According to Russian media, the only way a third term for Putin is still possible is if a constitutional amendment is passed by a large majority in the State Duma, the Federation Council, and among all of Russia's regional parliaments.
If President Putin were to change his mind and decide to run for another term, he would have no trouble getting the Consitution and the laws amended to do so. There is one dominant political party in power, United Russia, and it has more than enough votes in the national and regional parliaments to change the Russian constitution as it sees fit. Although Putin is not a member of United Russia, the party has always backed him unconditionally.
The government source told CBS News that Putin's advisors are split on whether the president should stay on. Some of Putin's closest advisors are lobbying him to change his mind and run for a third term, because they fear losing their positions and have no obvious candidate to replace Putin.
Kremlin research shows that if a referendum were held now, a majority of the Russian people would vote to keep Putin in office for a third term, according to the CBS News source.
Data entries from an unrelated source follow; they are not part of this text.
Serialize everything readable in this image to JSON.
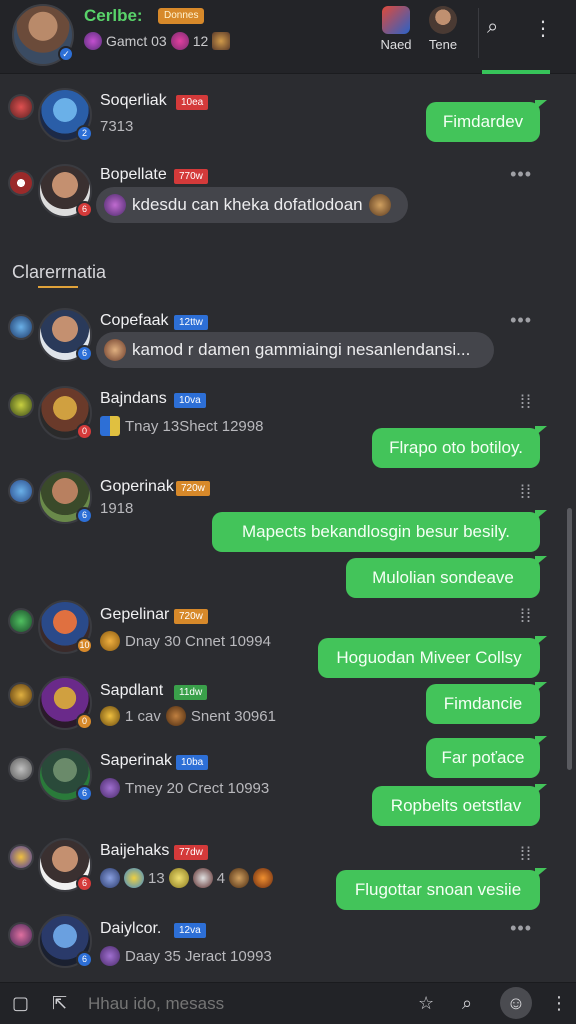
{
  "header": {
    "title": "Cerlbe:",
    "title_tag": "Donnes",
    "sub_text_1": "Gamct 03",
    "sub_text_2": "12",
    "btn_1_label": "Naed",
    "btn_2_label": "Tene"
  },
  "section_title": "Clarerrnatia",
  "rows": [
    {
      "name": "Soqerliak",
      "tag": "10ea",
      "meta": "7313",
      "reply": "Fimdardev"
    },
    {
      "name": "Bopellate",
      "tag": "770w",
      "bubble": "kdesdu can kheka dofatlodoan"
    },
    {
      "name": "Copefaak",
      "tag": "12ttw",
      "bubble": "kamod r damen gammiaingi nesanlendansi..."
    },
    {
      "name": "Bajndans",
      "tag": "10va",
      "meta": "Tnay 13Shect 12998",
      "reply": "Flrapo oto botiloy."
    },
    {
      "name": "Goperinak",
      "tag": "720w",
      "meta": "1918",
      "reply": "Mapects bekandlosgin besur besily.",
      "reply2": "Mulolian sondeave"
    },
    {
      "name": "Gepelinar",
      "tag": "720w",
      "meta": "Dnay 30 Cnnet 10994",
      "reply": "Hoguodan Miveer Collsy"
    },
    {
      "name": "Sapdlant",
      "tag": "11dw",
      "meta_a": "1 cav",
      "meta_b": "Snent 30961",
      "reply": "Fimdancie"
    },
    {
      "name": "Saperinak",
      "tag": "10ba",
      "meta": "Tmey 20 Crect 10993",
      "reply": "Far poťace",
      "reply2": "Ropbelts oetstlav"
    },
    {
      "name": "Baijehaks",
      "tag": "77dw",
      "meta_a": "13",
      "meta_b": "4",
      "reply": "Flugottar snoan vesiie"
    },
    {
      "name": "Daiylcor.",
      "tag": "12va",
      "meta": "Daay 35 Jeract 10993"
    }
  ],
  "bottombar": {
    "placeholder": "Hhau ido, mesass"
  },
  "colors": {
    "accent_green": "#43c45a",
    "background": "#2b2c30",
    "title_green": "#59d36a"
  }
}
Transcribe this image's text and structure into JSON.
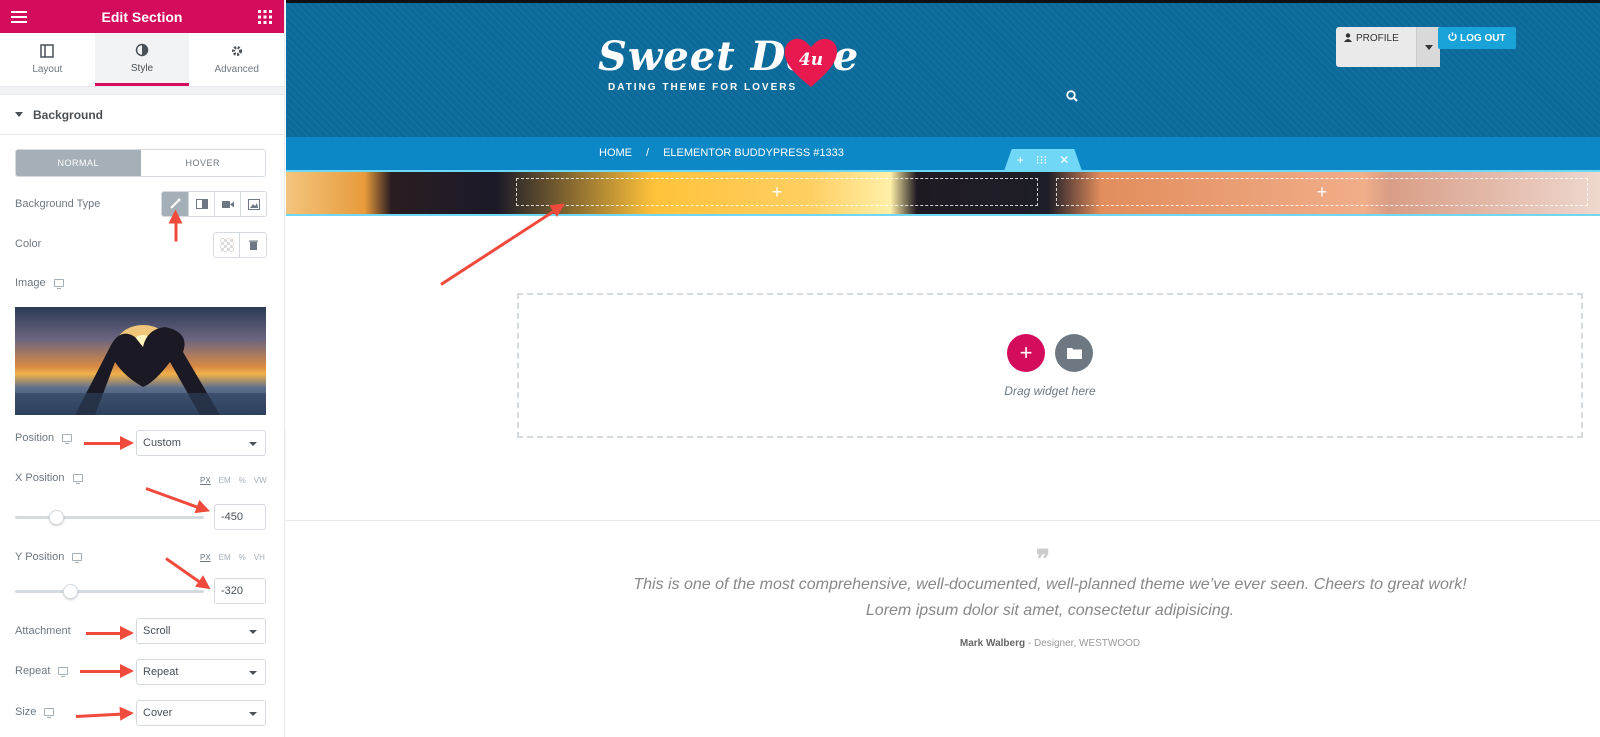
{
  "panel": {
    "title": "Edit Section",
    "tabs": [
      {
        "label": "Layout"
      },
      {
        "label": "Style"
      },
      {
        "label": "Advanced"
      }
    ],
    "section_title": "Background",
    "state_toggle": {
      "normal": "NORMAL",
      "hover": "HOVER",
      "active": "normal"
    },
    "controls": {
      "background_type_label": "Background Type",
      "color_label": "Color",
      "image_label": "Image",
      "position_label": "Position",
      "position_value": "Custom",
      "x_position_label": "X Position",
      "x_units": [
        "PX",
        "EM",
        "%",
        "VW"
      ],
      "x_value": "-450",
      "y_position_label": "Y Position",
      "y_units": [
        "PX",
        "EM",
        "%",
        "VH"
      ],
      "y_value": "-320",
      "attachment_label": "Attachment",
      "attachment_value": "Scroll",
      "repeat_label": "Repeat",
      "repeat_value": "Repeat",
      "size_label": "Size",
      "size_value": "Cover"
    },
    "accent_color": "#d30c5c"
  },
  "site": {
    "logo_text": "Sweet Date",
    "logo_badge": "4u",
    "logo_tagline": "DATING THEME FOR LOVERS",
    "profile_label": "PROFILE",
    "logout_label": "LOG OUT",
    "breadcrumb": {
      "home": "HOME",
      "separator": "/",
      "current": "ELEMENTOR BUDDYPRESS #1333"
    },
    "section_handle_icons": [
      "plus-icon",
      "drag-handle-icon",
      "close-icon"
    ],
    "drop_text": "Drag widget here",
    "quote_text": "This is one of the most comprehensive, well-documented, well-planned theme we’ve ever seen. Cheers to great work! Lorem ipsum dolor sit amet, consectetur adipisicing.",
    "author_name": "Mark Walberg",
    "author_role": " - Designer, WESTWOOD"
  }
}
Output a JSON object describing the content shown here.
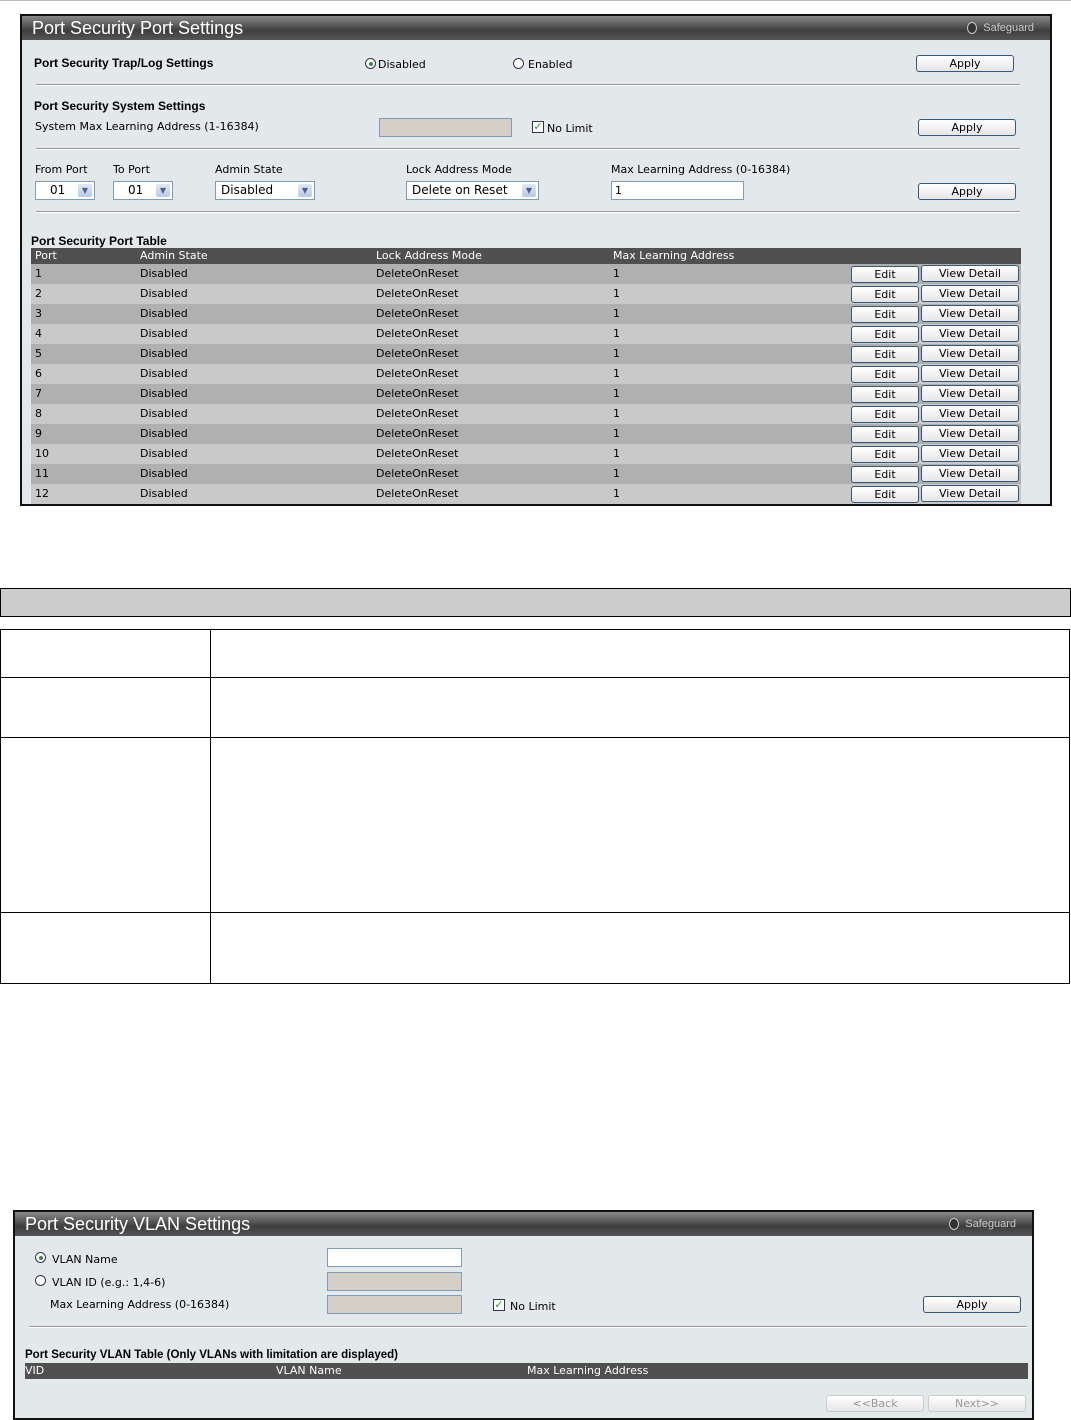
{
  "port_settings": {
    "title": "Port Security Port Settings",
    "safeguard": "Safeguard",
    "trap_log": {
      "label": "Port Security Trap/Log Settings",
      "disabled": "Disabled",
      "enabled": "Enabled",
      "selected": "Disabled",
      "apply": "Apply"
    },
    "system": {
      "heading": "Port Security System Settings",
      "label": "System Max Learning Address (1-16384)",
      "value": "",
      "no_limit": "No Limit",
      "no_limit_checked": true,
      "apply": "Apply"
    },
    "config": {
      "from_port_label": "From Port",
      "from_port": "01",
      "to_port_label": "To Port",
      "to_port": "01",
      "admin_state_label": "Admin State",
      "admin_state": "Disabled",
      "lock_mode_label": "Lock Address Mode",
      "lock_mode": "Delete on Reset",
      "max_label": "Max Learning Address (0-16384)",
      "max_value": "1",
      "apply": "Apply"
    },
    "table": {
      "title": "Port Security Port Table",
      "columns": [
        "Port",
        "Admin State",
        "Lock Address Mode",
        "Max Learning Address"
      ],
      "edit": "Edit",
      "view": "View Detail",
      "rows": [
        [
          "1",
          "Disabled",
          "DeleteOnReset",
          "1"
        ],
        [
          "2",
          "Disabled",
          "DeleteOnReset",
          "1"
        ],
        [
          "3",
          "Disabled",
          "DeleteOnReset",
          "1"
        ],
        [
          "4",
          "Disabled",
          "DeleteOnReset",
          "1"
        ],
        [
          "5",
          "Disabled",
          "DeleteOnReset",
          "1"
        ],
        [
          "6",
          "Disabled",
          "DeleteOnReset",
          "1"
        ],
        [
          "7",
          "Disabled",
          "DeleteOnReset",
          "1"
        ],
        [
          "8",
          "Disabled",
          "DeleteOnReset",
          "1"
        ],
        [
          "9",
          "Disabled",
          "DeleteOnReset",
          "1"
        ],
        [
          "10",
          "Disabled",
          "DeleteOnReset",
          "1"
        ],
        [
          "11",
          "Disabled",
          "DeleteOnReset",
          "1"
        ],
        [
          "12",
          "Disabled",
          "DeleteOnReset",
          "1"
        ]
      ]
    }
  },
  "vlan_settings": {
    "title": "Port Security VLAN Settings",
    "safeguard": "Safeguard",
    "vlan_name_label": "VLAN Name",
    "vlan_name_value": "",
    "vlan_id_label": "VLAN ID (e.g.: 1,4-6)",
    "max_label": "Max Learning Address (0-16384)",
    "no_limit": "No Limit",
    "apply": "Apply",
    "table_title": "Port Security VLAN Table (Only VLANs with limitation are displayed)",
    "columns": [
      "VID",
      "VLAN Name",
      "Max Learning Address"
    ],
    "back": "<<Back",
    "next": "Next>>"
  }
}
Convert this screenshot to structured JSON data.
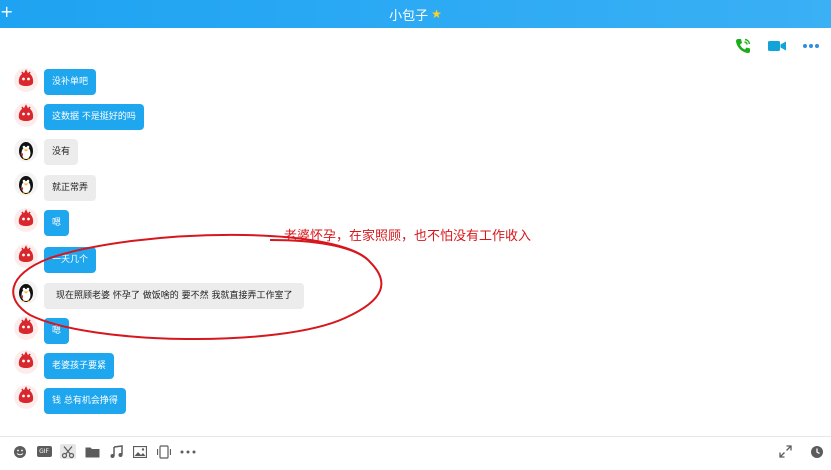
{
  "window": {
    "title": "小包子",
    "title_star": "★",
    "plus_glyph": "+"
  },
  "top_actions": [
    {
      "name": "voice-call",
      "icon": "phone-icon",
      "color": "#1aad19"
    },
    {
      "name": "video-call",
      "icon": "video-camera-icon",
      "color": "#12a3d8"
    },
    {
      "name": "more",
      "icon": "more-dots-icon",
      "color": "#2f8ee0"
    }
  ],
  "messages": [
    {
      "sender": "contact",
      "avatar": "red-character-avatar",
      "text": "没补单吧"
    },
    {
      "sender": "contact",
      "avatar": "red-character-avatar",
      "text": "这数据 不是挺好的吗"
    },
    {
      "sender": "self",
      "avatar": "penguin-avatar",
      "text": "没有"
    },
    {
      "sender": "self",
      "avatar": "penguin-avatar",
      "text": "就正常弄"
    },
    {
      "sender": "contact",
      "avatar": "red-character-avatar",
      "text": "嗯"
    },
    {
      "sender": "contact",
      "avatar": "red-character-avatar",
      "text": "一天几个"
    },
    {
      "sender": "self",
      "avatar": "penguin-avatar",
      "text": "现在照顾老婆 怀孕了 做饭啥的    要不然 我就直接弄工作室了"
    },
    {
      "sender": "contact",
      "avatar": "red-character-avatar",
      "text": "嗯"
    },
    {
      "sender": "contact",
      "avatar": "red-character-avatar",
      "text": "老婆孩子要紧"
    },
    {
      "sender": "contact",
      "avatar": "red-character-avatar",
      "text": "钱 总有机会挣得"
    }
  ],
  "annotation": {
    "text": "老婆怀孕，在家照顾，也不怕没有工作收入",
    "color": "#d6171d"
  },
  "toolbar": {
    "left": [
      {
        "icon": "emoji-icon"
      },
      {
        "icon": "gif-icon",
        "label": "GIF"
      },
      {
        "icon": "scissors-icon"
      },
      {
        "icon": "folder-icon"
      },
      {
        "icon": "music-icon"
      },
      {
        "icon": "image-icon"
      },
      {
        "icon": "screen-share-icon"
      },
      {
        "icon": "more-horizontal-icon"
      }
    ],
    "right": [
      {
        "icon": "expand-icon"
      },
      {
        "icon": "clock-history-icon"
      }
    ]
  },
  "colors": {
    "title_bar": "#1ea3f2",
    "bubble_contact": "#1ea6ef",
    "bubble_self": "#ececec"
  }
}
If the Russian people voted for Putin to stay on and he did not, the president would risk putting himself and his successor in a very uncomfortable position. He would also risk damaging Russia's delicate international image, the Kremlin source said, if the people ask him to serve a third term as president and he refuses.